You fight against a range of evil humans, beasts, and, of course, orcs.

Into Mirkwood

Above: In Mirkwood, you get captured by spiders and must fight your way out. It’s a Middle-earth tradition.

Image Credit: Fantasy Flight Interactive

The storyline Walaszek showed off has the heroes carrying a message from King Brand of Dale to Grimbeorn, the descendant of the shapechanger Beorn from The Hobbit. (Fantasy Flight uses characters that might not have appeared in The Lord of the Rings proper but in its appendices and other Tolkien writings). You get lost in the dark wood, as one does, and in the second quest, “Flies and Spiders,” you wake up after being knocked out in the forest, wrapped in the silk prisons of the giant spiders (again, as one does in Mirkwood).

“This one is interesting because you only have one hero at the start. You have to save them by questing toward them,” Walaszek said. Just like when Bilbo saved his friends in The Hobbit, you start with just one hero. This again shows how the living card game’s narrative sticks to the spirit of Tolkien’s works.

We played the third quest, Lost in Mirkwood, which takes place after escaping the giant spiders. You’re lost again. It’s nighttime, and you have to find a way out. The heroes of this preconstructed deck are Aragon, Arwen, and Gimli. You have a mulligan phase, enabling you to tailor your opening hand to taking on the board state and your objectives. Completing one of these two goals sends you traveling to the next part of the storyline. “With these branching paths, because you’re running through the forest, you have to go immediately. You’re trying to escape as fast as possible,” Walaszek said.

Some card traits are similar to those in other games. Sentinel means you must attack those cards over others, like Taunt in Hearthstone. Pursuit is different — if foes with this trait survive, they follow you to the next location. Stalwart means a card isn’t exhausted when it attacks, giving it another chance to act. Pursuit offers an interesting strategic choice — do you let the foe live, not knowing what the next map will bring? Or do you expand resources to kill it?

And because you have one, or maybe more, heroes on the board, you have more flexibility with your mulligans. A bruiser like Gimli can attack, so you can discard a weak minion to look for other cards to give you a better power curve, or go for a low-cost but powerful attachment.

“Attachments are worth far more than they are in other card games.

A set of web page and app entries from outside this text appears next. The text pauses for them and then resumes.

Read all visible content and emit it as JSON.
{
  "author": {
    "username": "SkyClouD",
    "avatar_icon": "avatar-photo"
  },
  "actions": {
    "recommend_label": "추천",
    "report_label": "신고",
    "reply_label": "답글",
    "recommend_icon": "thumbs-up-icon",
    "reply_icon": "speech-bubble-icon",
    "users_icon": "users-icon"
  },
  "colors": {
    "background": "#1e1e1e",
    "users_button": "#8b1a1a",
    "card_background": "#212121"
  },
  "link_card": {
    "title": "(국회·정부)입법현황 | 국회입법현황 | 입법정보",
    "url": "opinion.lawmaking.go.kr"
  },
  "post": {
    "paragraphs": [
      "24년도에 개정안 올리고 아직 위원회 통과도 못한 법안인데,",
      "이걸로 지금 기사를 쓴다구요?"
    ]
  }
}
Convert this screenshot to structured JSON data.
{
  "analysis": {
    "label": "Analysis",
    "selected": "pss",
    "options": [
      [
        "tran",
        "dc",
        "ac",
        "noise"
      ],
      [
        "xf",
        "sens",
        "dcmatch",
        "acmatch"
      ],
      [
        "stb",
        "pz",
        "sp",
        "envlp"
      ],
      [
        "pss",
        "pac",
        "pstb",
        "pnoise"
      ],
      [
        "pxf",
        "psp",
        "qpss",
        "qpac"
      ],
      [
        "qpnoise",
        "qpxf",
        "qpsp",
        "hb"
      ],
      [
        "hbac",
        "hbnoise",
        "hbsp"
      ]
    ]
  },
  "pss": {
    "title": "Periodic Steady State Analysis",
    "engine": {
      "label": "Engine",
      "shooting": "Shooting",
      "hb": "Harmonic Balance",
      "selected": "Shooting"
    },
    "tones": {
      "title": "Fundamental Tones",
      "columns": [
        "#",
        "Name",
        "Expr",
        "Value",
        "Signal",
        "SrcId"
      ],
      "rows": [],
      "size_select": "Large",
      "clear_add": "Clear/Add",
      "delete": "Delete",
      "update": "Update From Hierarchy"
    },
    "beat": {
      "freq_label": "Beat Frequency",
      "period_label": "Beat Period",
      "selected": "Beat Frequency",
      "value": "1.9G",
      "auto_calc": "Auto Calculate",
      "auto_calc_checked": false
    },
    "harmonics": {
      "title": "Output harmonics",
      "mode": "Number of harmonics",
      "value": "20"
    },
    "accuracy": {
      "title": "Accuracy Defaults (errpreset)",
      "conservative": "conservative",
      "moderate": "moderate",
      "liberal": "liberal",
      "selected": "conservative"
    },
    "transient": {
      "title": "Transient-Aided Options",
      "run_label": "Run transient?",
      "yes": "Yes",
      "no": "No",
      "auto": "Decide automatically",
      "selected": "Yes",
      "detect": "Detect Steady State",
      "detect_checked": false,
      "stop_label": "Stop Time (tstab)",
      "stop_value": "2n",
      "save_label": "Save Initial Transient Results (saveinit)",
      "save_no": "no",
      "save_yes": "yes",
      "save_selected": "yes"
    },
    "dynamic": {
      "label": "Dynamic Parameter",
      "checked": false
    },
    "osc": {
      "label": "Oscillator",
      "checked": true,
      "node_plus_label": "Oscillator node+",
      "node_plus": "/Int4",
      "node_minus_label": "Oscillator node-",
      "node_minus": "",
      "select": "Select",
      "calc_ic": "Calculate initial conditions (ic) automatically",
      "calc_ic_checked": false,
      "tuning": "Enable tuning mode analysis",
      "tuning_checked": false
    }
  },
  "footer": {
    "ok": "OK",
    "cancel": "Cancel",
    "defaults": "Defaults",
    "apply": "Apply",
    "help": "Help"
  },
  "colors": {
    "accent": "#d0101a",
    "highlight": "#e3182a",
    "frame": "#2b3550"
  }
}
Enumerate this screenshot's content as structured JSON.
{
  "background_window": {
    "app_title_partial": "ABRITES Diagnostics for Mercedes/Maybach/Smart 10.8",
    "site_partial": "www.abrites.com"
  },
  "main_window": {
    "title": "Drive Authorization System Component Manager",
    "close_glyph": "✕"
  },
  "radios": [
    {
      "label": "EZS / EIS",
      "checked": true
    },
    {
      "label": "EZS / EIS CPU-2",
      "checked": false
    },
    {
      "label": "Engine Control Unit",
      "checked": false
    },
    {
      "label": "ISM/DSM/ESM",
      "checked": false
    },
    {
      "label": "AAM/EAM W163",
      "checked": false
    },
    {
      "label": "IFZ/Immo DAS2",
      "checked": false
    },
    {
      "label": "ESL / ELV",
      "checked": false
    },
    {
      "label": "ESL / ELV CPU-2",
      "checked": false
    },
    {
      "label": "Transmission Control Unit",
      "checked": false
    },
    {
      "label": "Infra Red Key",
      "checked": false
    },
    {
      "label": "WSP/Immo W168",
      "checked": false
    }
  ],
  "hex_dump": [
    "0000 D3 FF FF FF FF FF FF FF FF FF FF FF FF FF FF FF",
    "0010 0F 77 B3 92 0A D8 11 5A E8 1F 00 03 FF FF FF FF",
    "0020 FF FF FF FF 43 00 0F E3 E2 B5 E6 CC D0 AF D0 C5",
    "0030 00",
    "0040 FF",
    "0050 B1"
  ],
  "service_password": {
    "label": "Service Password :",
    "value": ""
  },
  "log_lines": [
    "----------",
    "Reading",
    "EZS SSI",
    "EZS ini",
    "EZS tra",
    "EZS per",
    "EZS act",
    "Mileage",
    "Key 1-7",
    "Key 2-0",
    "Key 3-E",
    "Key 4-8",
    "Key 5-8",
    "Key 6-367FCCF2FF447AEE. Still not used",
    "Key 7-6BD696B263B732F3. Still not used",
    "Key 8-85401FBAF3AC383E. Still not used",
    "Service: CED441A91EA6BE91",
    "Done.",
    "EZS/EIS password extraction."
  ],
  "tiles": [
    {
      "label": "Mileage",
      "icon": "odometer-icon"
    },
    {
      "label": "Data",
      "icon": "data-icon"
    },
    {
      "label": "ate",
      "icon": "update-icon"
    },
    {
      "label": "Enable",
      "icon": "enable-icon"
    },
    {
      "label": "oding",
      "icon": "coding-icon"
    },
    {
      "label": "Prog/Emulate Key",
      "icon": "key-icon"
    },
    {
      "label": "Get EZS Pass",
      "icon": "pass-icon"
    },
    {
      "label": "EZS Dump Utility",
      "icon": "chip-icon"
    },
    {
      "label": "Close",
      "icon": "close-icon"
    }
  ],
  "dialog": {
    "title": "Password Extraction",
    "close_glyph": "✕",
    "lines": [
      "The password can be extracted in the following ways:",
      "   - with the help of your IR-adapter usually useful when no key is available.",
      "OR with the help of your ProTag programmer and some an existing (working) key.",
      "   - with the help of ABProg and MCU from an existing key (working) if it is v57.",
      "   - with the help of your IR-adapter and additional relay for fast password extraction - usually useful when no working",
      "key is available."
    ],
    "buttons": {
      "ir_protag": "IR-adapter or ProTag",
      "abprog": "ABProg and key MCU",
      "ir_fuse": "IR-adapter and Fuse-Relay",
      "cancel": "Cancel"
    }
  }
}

I’m not aggressively mulliganing to make sure I have a one or two cost ally to start the game. I have these heroes that can do something to the board,” Walaszek said.